Requirement: Below this task are records; return each one exactly and omit its images.
──────── Information ────────
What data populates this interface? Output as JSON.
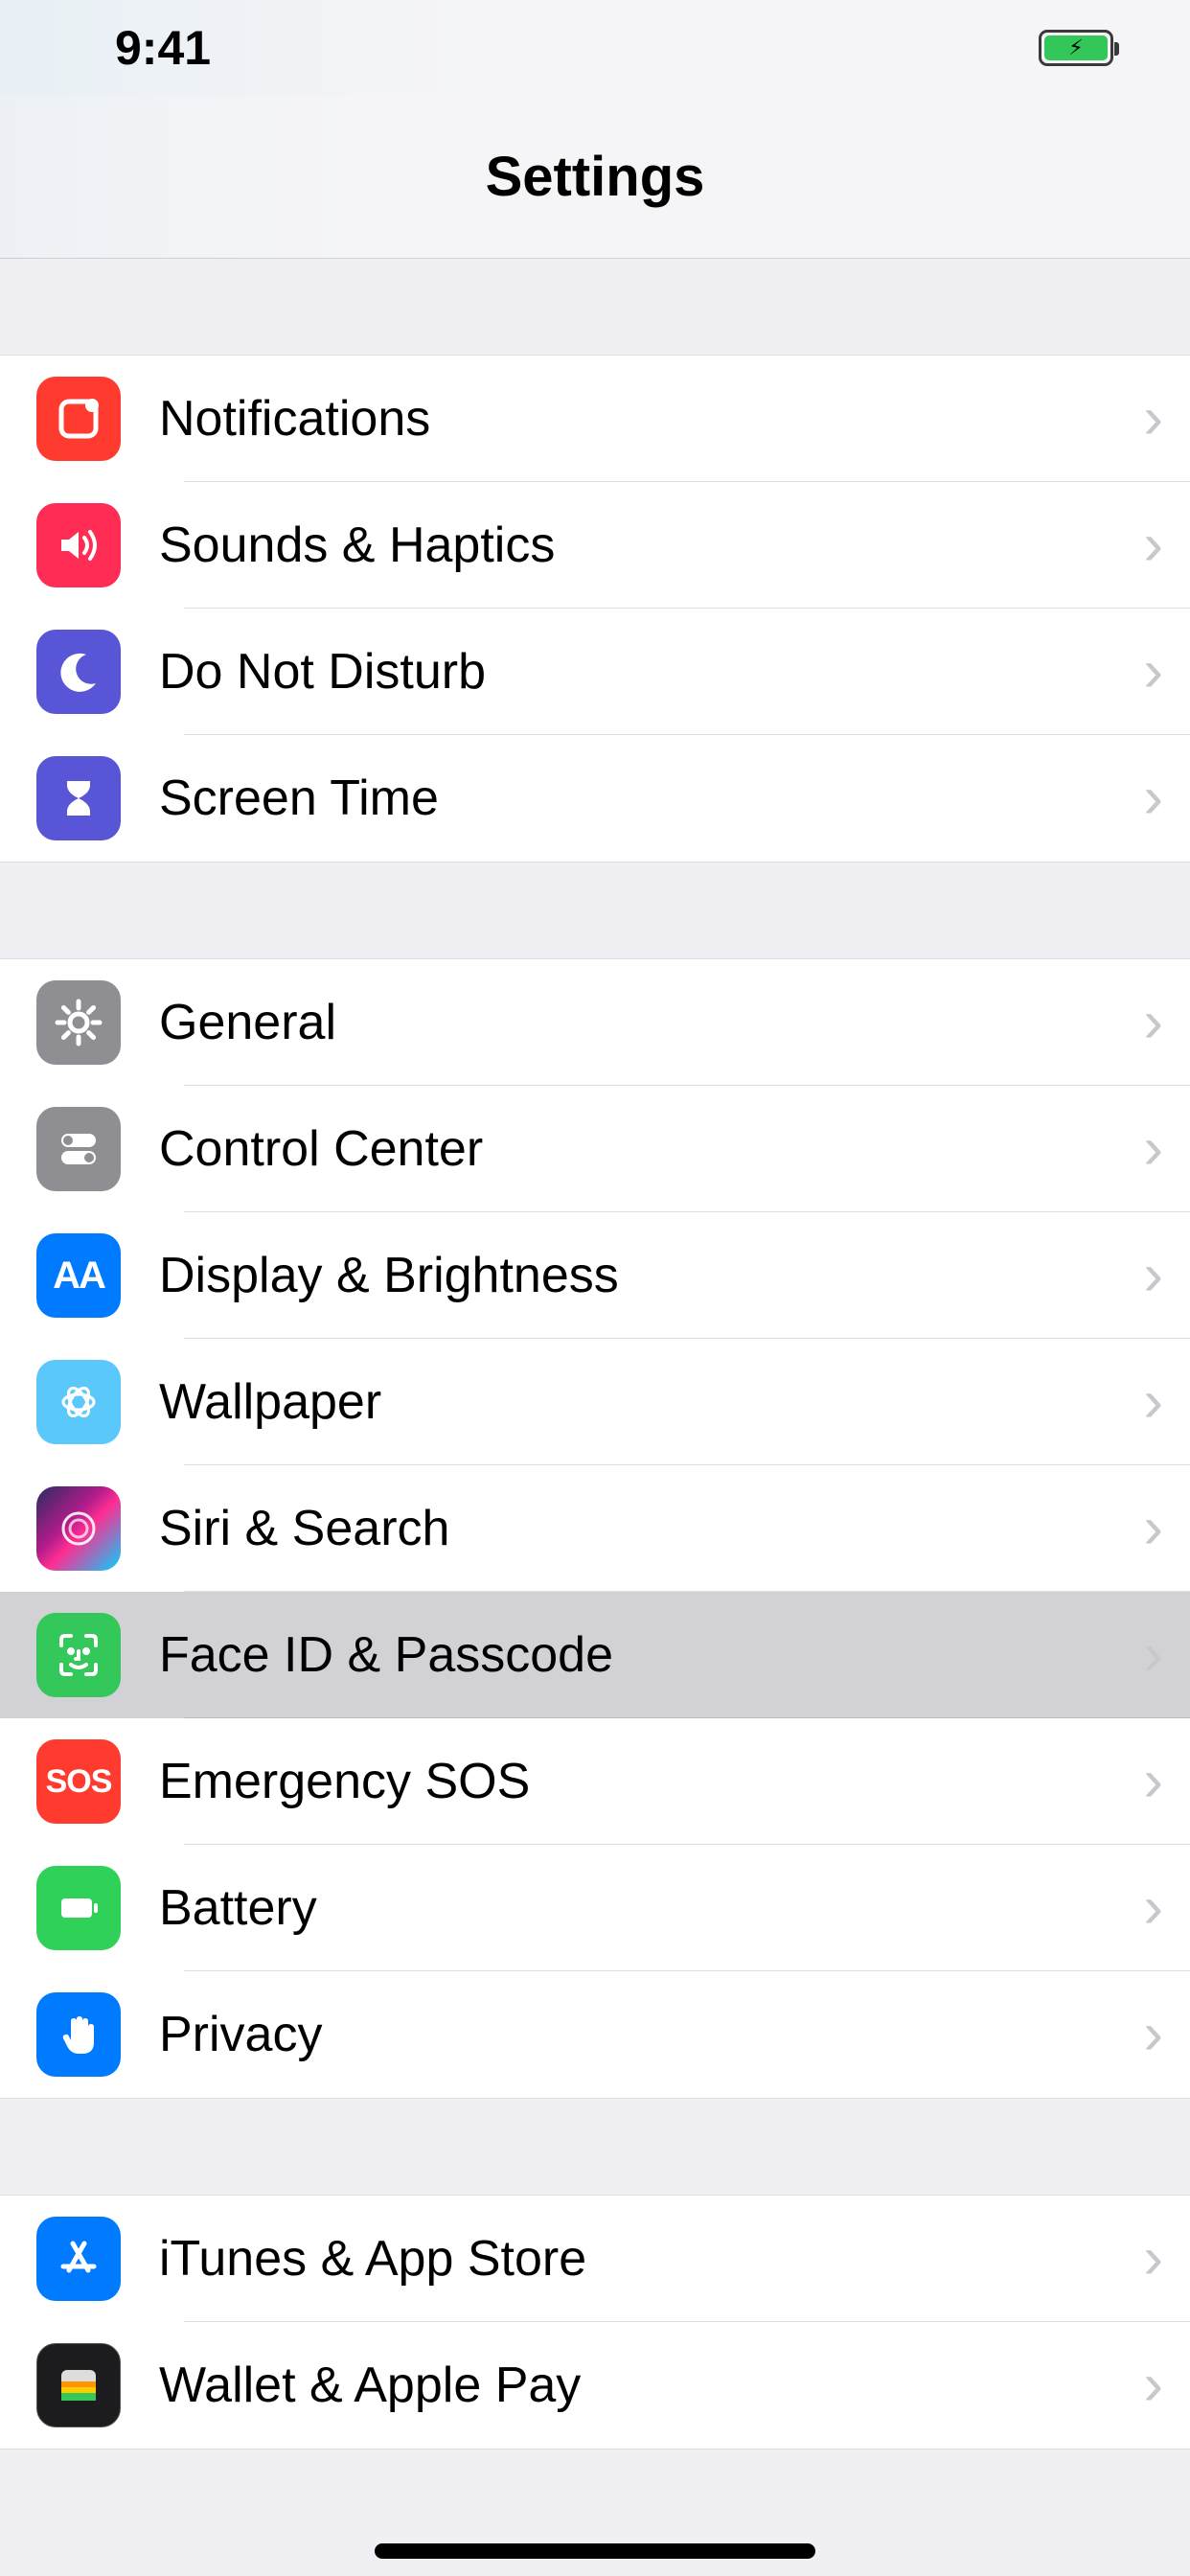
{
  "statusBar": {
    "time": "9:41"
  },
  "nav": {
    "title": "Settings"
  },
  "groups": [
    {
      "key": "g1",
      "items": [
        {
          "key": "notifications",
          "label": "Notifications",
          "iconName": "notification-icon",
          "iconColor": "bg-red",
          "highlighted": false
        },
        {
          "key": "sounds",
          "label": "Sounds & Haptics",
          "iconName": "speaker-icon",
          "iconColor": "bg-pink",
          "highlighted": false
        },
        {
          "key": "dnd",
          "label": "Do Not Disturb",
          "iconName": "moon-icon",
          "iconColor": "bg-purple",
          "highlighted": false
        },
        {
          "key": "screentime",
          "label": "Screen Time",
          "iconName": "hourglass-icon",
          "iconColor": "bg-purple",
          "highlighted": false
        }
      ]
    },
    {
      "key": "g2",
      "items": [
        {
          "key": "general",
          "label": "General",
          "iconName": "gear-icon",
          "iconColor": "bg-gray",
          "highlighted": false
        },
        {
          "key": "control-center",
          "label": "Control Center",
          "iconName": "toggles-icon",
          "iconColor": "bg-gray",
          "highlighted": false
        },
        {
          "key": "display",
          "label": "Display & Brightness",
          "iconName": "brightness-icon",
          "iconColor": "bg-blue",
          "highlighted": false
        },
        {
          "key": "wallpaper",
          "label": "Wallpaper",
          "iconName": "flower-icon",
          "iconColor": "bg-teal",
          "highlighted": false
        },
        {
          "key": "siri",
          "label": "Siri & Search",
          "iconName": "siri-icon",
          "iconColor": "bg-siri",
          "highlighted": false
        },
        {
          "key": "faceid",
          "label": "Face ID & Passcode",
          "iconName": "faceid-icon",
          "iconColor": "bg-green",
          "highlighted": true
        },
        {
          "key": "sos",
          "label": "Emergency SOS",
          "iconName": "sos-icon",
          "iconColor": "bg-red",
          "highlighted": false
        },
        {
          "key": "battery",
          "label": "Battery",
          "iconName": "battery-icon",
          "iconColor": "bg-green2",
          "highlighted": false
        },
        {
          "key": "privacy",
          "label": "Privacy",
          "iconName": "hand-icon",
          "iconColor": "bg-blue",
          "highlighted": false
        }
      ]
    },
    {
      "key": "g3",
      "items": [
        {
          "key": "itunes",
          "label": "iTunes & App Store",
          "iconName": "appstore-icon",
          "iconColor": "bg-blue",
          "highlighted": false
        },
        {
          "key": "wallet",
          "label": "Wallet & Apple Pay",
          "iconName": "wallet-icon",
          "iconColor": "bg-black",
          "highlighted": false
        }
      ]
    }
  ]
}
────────
Task result:
What data populates this interface? Output as JSON.
{
  "statusBar": {
    "time": "9:41"
  },
  "nav": {
    "title": "Settings"
  },
  "groups": [
    {
      "key": "g1",
      "items": [
        {
          "key": "notifications",
          "label": "Notifications",
          "iconName": "notification-icon",
          "iconColor": "bg-red",
          "highlighted": false
        },
        {
          "key": "sounds",
          "label": "Sounds & Haptics",
          "iconName": "speaker-icon",
          "iconColor": "bg-pink",
          "highlighted": false
        },
        {
          "key": "dnd",
          "label": "Do Not Disturb",
          "iconName": "moon-icon",
          "iconColor": "bg-purple",
          "highlighted": false
        },
        {
          "key": "screentime",
          "label": "Screen Time",
          "iconName": "hourglass-icon",
          "iconColor": "bg-purple",
          "highlighted": false
        }
      ]
    },
    {
      "key": "g2",
      "items": [
        {
          "key": "general",
          "label": "General",
          "iconName": "gear-icon",
          "iconColor": "bg-gray",
          "highlighted": false
        },
        {
          "key": "control-center",
          "label": "Control Center",
          "iconName": "toggles-icon",
          "iconColor": "bg-gray",
          "highlighted": false
        },
        {
          "key": "display",
          "label": "Display & Brightness",
          "iconName": "brightness-icon",
          "iconColor": "bg-blue",
          "highlighted": false
        },
        {
          "key": "wallpaper",
          "label": "Wallpaper",
          "iconName": "flower-icon",
          "iconColor": "bg-teal",
          "highlighted": false
        },
        {
          "key": "siri",
          "label": "Siri & Search",
          "iconName": "siri-icon",
          "iconColor": "bg-siri",
          "highlighted": false
        },
        {
          "key": "faceid",
          "label": "Face ID & Passcode",
          "iconName": "faceid-icon",
          "iconColor": "bg-green",
          "highlighted": true
        },
        {
          "key": "sos",
          "label": "Emergency SOS",
          "iconName": "sos-icon",
          "iconColor": "bg-red",
          "highlighted": false
        },
        {
          "key": "battery",
          "label": "Battery",
          "iconName": "battery-icon",
          "iconColor": "bg-green2",
          "highlighted": false
        },
        {
          "key": "privacy",
          "label": "Privacy",
          "iconName": "hand-icon",
          "iconColor": "bg-blue",
          "highlighted": false
        }
      ]
    },
    {
      "key": "g3",
      "items": [
        {
          "key": "itunes",
          "label": "iTunes & App Store",
          "iconName": "appstore-icon",
          "iconColor": "bg-blue",
          "highlighted": false
        },
        {
          "key": "wallet",
          "label": "Wallet & Apple Pay",
          "iconName": "wallet-icon",
          "iconColor": "bg-black",
          "highlighted": false
        }
      ]
    }
  ]
}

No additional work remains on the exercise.